This Sunday is dad's turn to be celebrated. According to the infallible Wikipedia (kidding)- Catholic Europe has honored fathers since the Middle Ages. So this week, at Light Up the City we take time to post about...dads.
Scripture gives plenty of reasons to celebrate dads- Jesus continually says he only does what he sees his father doing. The Old Testament reminds us of the importance of family and the duties of each household member. We are also taught God is our heavenly father, knowing what is best for us; having great concern, love and grace for us. There are literallyhundreds of verses that reflect on fatherhood.
My dad and I are almost completely opposites in many ways- he is a much more of a "man's man" than I am; he hunts with a bow, works on cars and...anything else that needs fixing; and he can tie any sort of knot you can think of, without a hitch (I get my sense of humor from him). These are all things he can do quite easily, that I cannot. He may not have been able to impart these things on me; however, the most important thing he conveyedwas his hope in Christ and love for him.
I walked away from faith in my later teen years and early 20s, and my dad's reaction to my stepping away shaped my journey back more than anything else I can recall. He didn't yell, or lecture or shame me- he actually just made time for me. My first year in college he would ask to meet with me regularly for coffee and he would just let me talk. This was very strange to me- as we didn't really have that kind of relationship when I grew up at home. But during those meetings over coffee, he always told me he was praying for me and would always call the following week to check in and schedule a time to meet.
Now I am a dad, to four amazing kiddos: Clementine, Flannery, Waylon and Harper. The past 12 years as a dad, I have experienced a depth to my faith I could have never imagined beforehand. I have learned to ask for specific things from God (just like I want to know what my kids want for birthdays and Christmas and what they dream about), that I should trust He knows more than me (just like I know that eating lollipops for breakfast everyday is not beneficial); and that I should just spend time with him, in prayer and in Scripture (like my dad made time for me and like I make time to spend time with my kiddos).
Fathers have a big influence on us- when they are present and when they are not. Yes, scripture instructs how to be a good dad, but the primary example is from our Heavenly Father, who sent his son to display true love and his desire to be in relationship with us. A father who loves us, not for what we do, but who weare...his kids.

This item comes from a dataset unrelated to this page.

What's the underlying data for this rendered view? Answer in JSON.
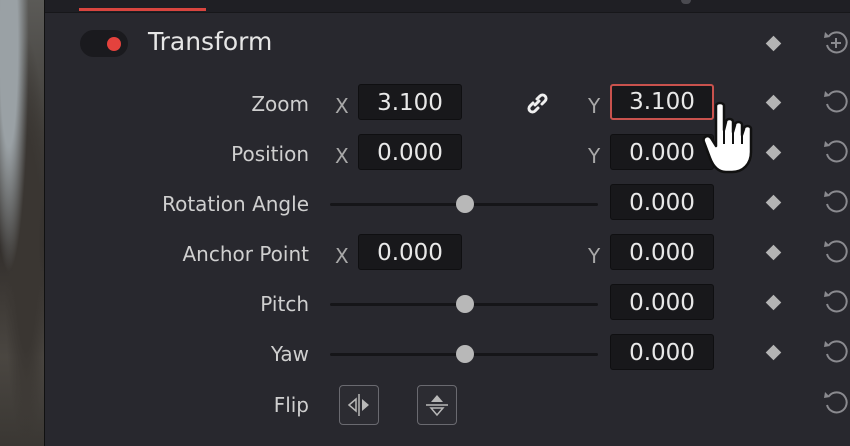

Earthly dads mess up- no question about it. I do on a daily basis. Some of us have been abused, mistreated and ingnored by fathers. But there is One who doesn't mess up, one who will comfort, restore and always offer grace and loving goodness and kindness when we fall and even fail.
So to both children and fathers remember Ephesians 6: 1-4: Children, obey your parents in the Lord, for this is right. “Honor your father and mother”—which is the first commandment with a promise— “so that it may go well with you and that you may enjoy long life on the earth.” Fathers, do not exasperate your children; instead, bring them up in the training and instruction of the Lord.
Happy Father's Day from us at LUTC